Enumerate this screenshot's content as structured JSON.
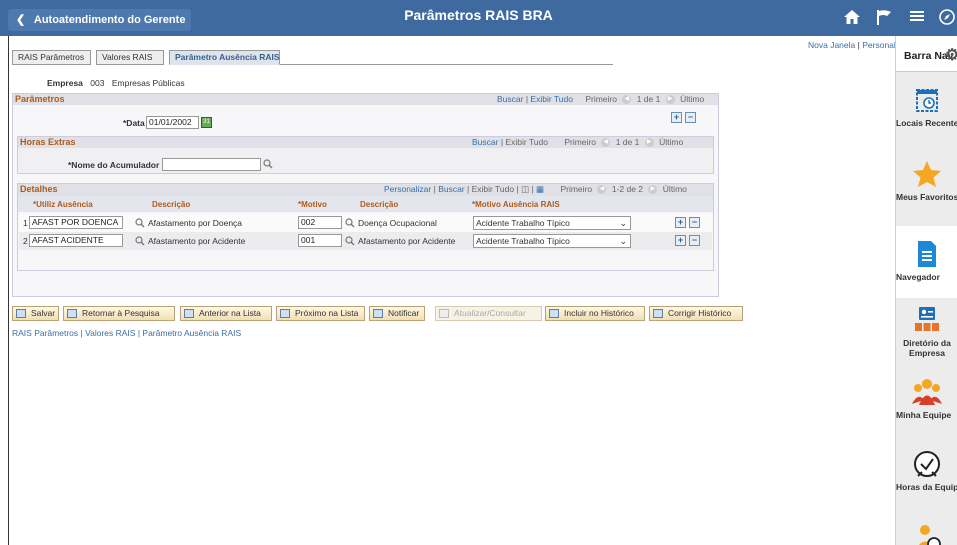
{
  "header": {
    "back_label": "Autoatendimento do Gerente",
    "title": "Parâmetros RAIS BRA",
    "icons": [
      "home-icon",
      "flag-icon",
      "menu-icon",
      "compass-icon"
    ]
  },
  "toplinks": {
    "new_window": "Nova Janela",
    "personalize": "Personalizar Página"
  },
  "nav_bar": {
    "title": "Barra Nav",
    "tiles": [
      {
        "label": "Locais Recentes",
        "icon": "recent-calendar-icon"
      },
      {
        "label": "Meus Favoritos",
        "icon": "star-icon"
      },
      {
        "label": "Navegador",
        "icon": "document-icon"
      },
      {
        "label": "Diretório da Empresa",
        "icon": "directory-icon"
      },
      {
        "label": "Minha Equipe",
        "icon": "team-icon"
      },
      {
        "label": "Horas da Equipe",
        "icon": "clock-icon"
      },
      {
        "label": "",
        "icon": "person-clock-icon"
      }
    ]
  },
  "tabs": [
    "RAIS Parâmetros",
    "Valores RAIS",
    "Parâmetro Ausência RAIS"
  ],
  "empresa": {
    "label": "Empresa",
    "code": "003",
    "name": "Empresas Públicas"
  },
  "parametros": {
    "title": "Parâmetros",
    "search": "Buscar",
    "show_all": "Exibir Tudo",
    "first": "Primeiro",
    "counter": "1 de 1",
    "last": "Último",
    "date_label": "*Data Efetiva",
    "date_value": "01/01/2002"
  },
  "horas_extras": {
    "title": "Horas Extras",
    "search": "Buscar",
    "show_all": "Exibir Tudo",
    "first": "Primeiro",
    "counter": "1 de 1",
    "last": "Último",
    "acumulador_label": "*Nome do Acumulador",
    "acumulador_value": ""
  },
  "detalhes": {
    "title": "Detalhes",
    "personalize": "Personalizar",
    "search": "Buscar",
    "show_all": "Exibir Tudo",
    "first": "Primeiro",
    "counter": "1-2 de 2",
    "last": "Último",
    "columns": [
      "*Utiliz Ausência",
      "Descrição",
      "*Motivo",
      "Descrição",
      "*Motivo Ausência RAIS"
    ],
    "rows": [
      {
        "num": "1",
        "ausencia": "AFAST POR DOENCA",
        "desc1": "Afastamento por Doença",
        "motivo": "002",
        "desc2": "Doença Ocupacional",
        "rais": "Acidente Trabalho Típico"
      },
      {
        "num": "2",
        "ausencia": "AFAST ACIDENTE",
        "desc1": "Afastamento por Acidente",
        "motivo": "001",
        "desc2": "Afastamento por Acidente",
        "rais": "Acidente Trabalho Típico"
      }
    ]
  },
  "toolbar": {
    "save": "Salvar",
    "return": "Retornar à Pesquisa",
    "previous": "Anterior na Lista",
    "next": "Próximo na Lista",
    "notify": "Notificar",
    "update": "Atualizar/Consultar",
    "include_history": "Incluir no Histórico",
    "correct_history": "Corrigir Histórico"
  },
  "footlinks": {
    "link1": "RAIS Parâmetros",
    "link2": "Valores RAIS",
    "link3": "Parâmetro Ausência RAIS"
  }
}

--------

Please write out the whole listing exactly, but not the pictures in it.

→ **THE COMPLETED TASK**
Enumerate this screenshot's content as structured JSON.
{
  "header": {
    "back_label": "Autoatendimento do Gerente",
    "title": "Parâmetros RAIS BRA",
    "icons": [
      "home-icon",
      "flag-icon",
      "menu-icon",
      "compass-icon"
    ]
  },
  "toplinks": {
    "new_window": "Nova Janela",
    "personalize": "Personalizar Página"
  },
  "nav_bar": {
    "title": "Barra Nav",
    "tiles": [
      {
        "label": "Locais Recentes",
        "icon": "recent-calendar-icon"
      },
      {
        "label": "Meus Favoritos",
        "icon": "star-icon"
      },
      {
        "label": "Navegador",
        "icon": "document-icon"
      },
      {
        "label": "Diretório da Empresa",
        "icon": "directory-icon"
      },
      {
        "label": "Minha Equipe",
        "icon": "team-icon"
      },
      {
        "label": "Horas da Equipe",
        "icon": "clock-icon"
      },
      {
        "label": "",
        "icon": "person-clock-icon"
      }
    ]
  },
  "tabs": [
    "RAIS Parâmetros",
    "Valores RAIS",
    "Parâmetro Ausência RAIS"
  ],
  "empresa": {
    "label": "Empresa",
    "code": "003",
    "name": "Empresas Públicas"
  },
  "parametros": {
    "title": "Parâmetros",
    "search": "Buscar",
    "show_all": "Exibir Tudo",
    "first": "Primeiro",
    "counter": "1 de 1",
    "last": "Último",
    "date_label": "*Data Efetiva",
    "date_value": "01/01/2002"
  },
  "horas_extras": {
    "title": "Horas Extras",
    "search": "Buscar",
    "show_all": "Exibir Tudo",
    "first": "Primeiro",
    "counter": "1 de 1",
    "last": "Último",
    "acumulador_label": "*Nome do Acumulador",
    "acumulador_value": ""
  },
  "detalhes": {
    "title": "Detalhes",
    "personalize": "Personalizar",
    "search": "Buscar",
    "show_all": "Exibir Tudo",
    "first": "Primeiro",
    "counter": "1-2 de 2",
    "last": "Último",
    "columns": [
      "*Utiliz Ausência",
      "Descrição",
      "*Motivo",
      "Descrição",
      "*Motivo Ausência RAIS"
    ],
    "rows": [
      {
        "num": "1",
        "ausencia": "AFAST POR DOENCA",
        "desc1": "Afastamento por Doença",
        "motivo": "002",
        "desc2": "Doença Ocupacional",
        "rais": "Acidente Trabalho Típico"
      },
      {
        "num": "2",
        "ausencia": "AFAST ACIDENTE",
        "desc1": "Afastamento por Acidente",
        "motivo": "001",
        "desc2": "Afastamento por Acidente",
        "rais": "Acidente Trabalho Típico"
      }
    ]
  },
  "toolbar": {
    "save": "Salvar",
    "return": "Retornar à Pesquisa",
    "previous": "Anterior na Lista",
    "next": "Próximo na Lista",
    "notify": "Notificar",
    "update": "Atualizar/Consultar",
    "include_history": "Incluir no Histórico",
    "correct_history": "Corrigir Histórico"
  },
  "footlinks": {
    "link1": "RAIS Parâmetros",
    "link2": "Valores RAIS",
    "link3": "Parâmetro Ausência RAIS"
  }
}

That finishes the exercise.